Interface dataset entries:
++++++++++++++++++++
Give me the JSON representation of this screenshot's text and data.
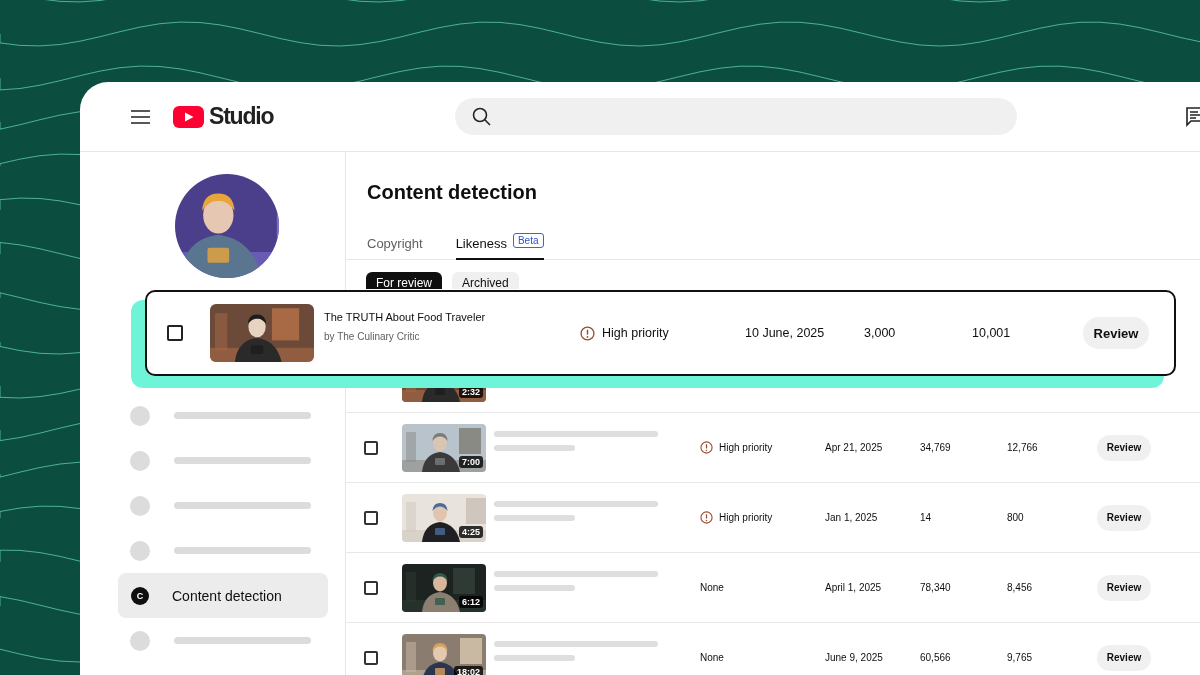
{
  "header": {
    "logo_text": "Studio"
  },
  "sidebar": {
    "items": [
      {
        "kind": "placeholder",
        "selected": false
      },
      {
        "kind": "placeholder",
        "selected": false
      },
      {
        "kind": "placeholder",
        "selected": false
      },
      {
        "kind": "placeholder",
        "selected": false
      },
      {
        "kind": "link",
        "icon_letter": "C",
        "label": "Content detection",
        "selected": true
      },
      {
        "kind": "placeholder",
        "selected": false
      }
    ]
  },
  "page": {
    "title": "Content detection",
    "tabs": [
      {
        "label": "Copyright",
        "selected": false
      },
      {
        "label": "Likeness",
        "badge": "Beta",
        "selected": true
      }
    ],
    "filters": [
      {
        "label": "For review",
        "selected": true
      },
      {
        "label": "Archived",
        "selected": false
      }
    ]
  },
  "highlighted_row": {
    "checked": false,
    "title": "The TRUTH About Food Traveler",
    "channel": "by The Culinary Critic",
    "flagged": true,
    "priority": "High priority",
    "date": "10 June, 2025",
    "column_5": "3,000",
    "column_6": "10,001",
    "action": "Review"
  },
  "rows": [
    {
      "duration": "2:32"
    },
    {
      "checked": false,
      "duration": "7:00",
      "flagged": true,
      "priority": "High priority",
      "date": "Apr 21, 2025",
      "column_5": "34,769",
      "column_6": "12,766",
      "action": "Review"
    },
    {
      "checked": false,
      "duration": "4:25",
      "flagged": true,
      "priority": "High priority",
      "date": "Jan 1, 2025",
      "column_5": "14",
      "column_6": "800",
      "action": "Review"
    },
    {
      "checked": false,
      "duration": "6:12",
      "flagged": false,
      "priority": "None",
      "date": "April 1, 2025",
      "column_5": "78,340",
      "column_6": "8,456",
      "action": "Review"
    },
    {
      "checked": false,
      "duration": "18:02",
      "flagged": false,
      "priority": "None",
      "date": "June 9, 2025",
      "column_5": "60,566",
      "column_6": "9,765",
      "action": "Review"
    }
  ]
}
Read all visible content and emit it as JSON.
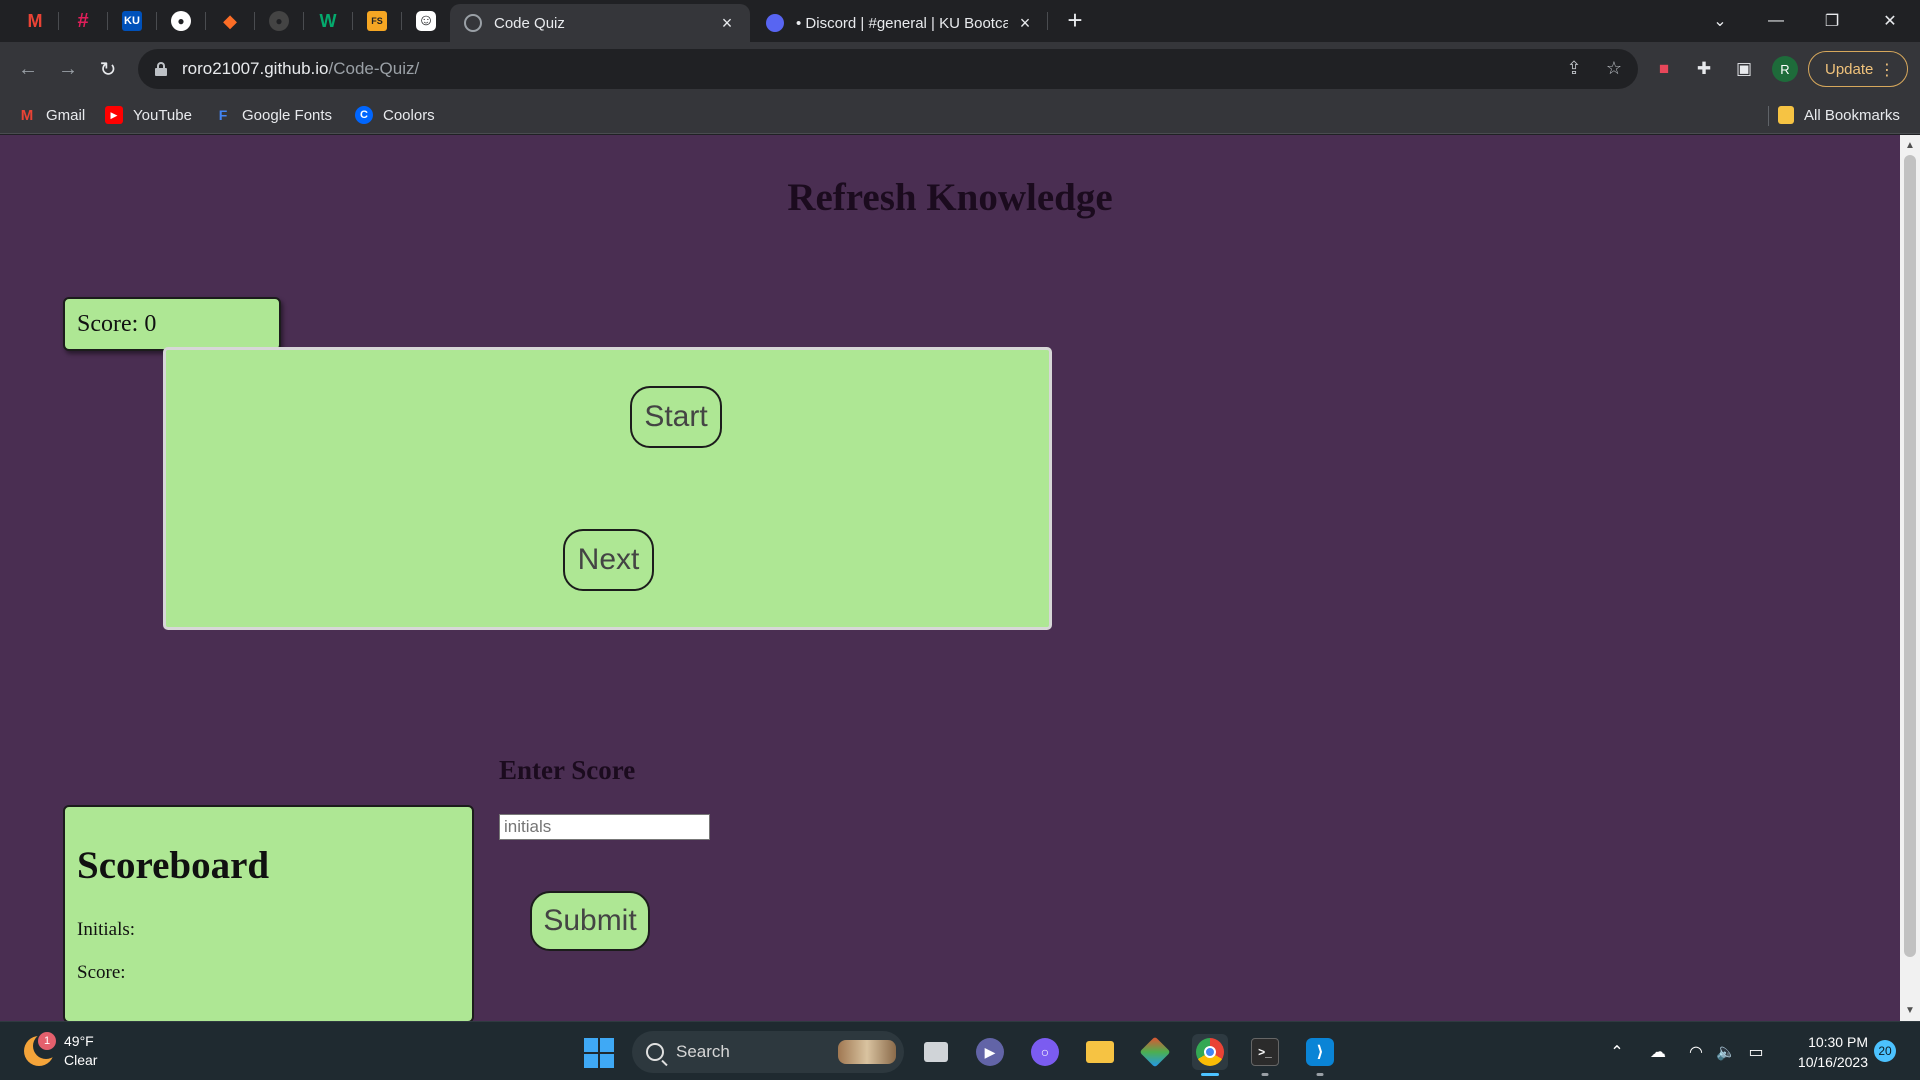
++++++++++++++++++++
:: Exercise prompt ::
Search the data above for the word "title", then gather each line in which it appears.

:: Output for this task ::
    "title": "Content detection",
    "title": "The TRUTH About Food Traveler",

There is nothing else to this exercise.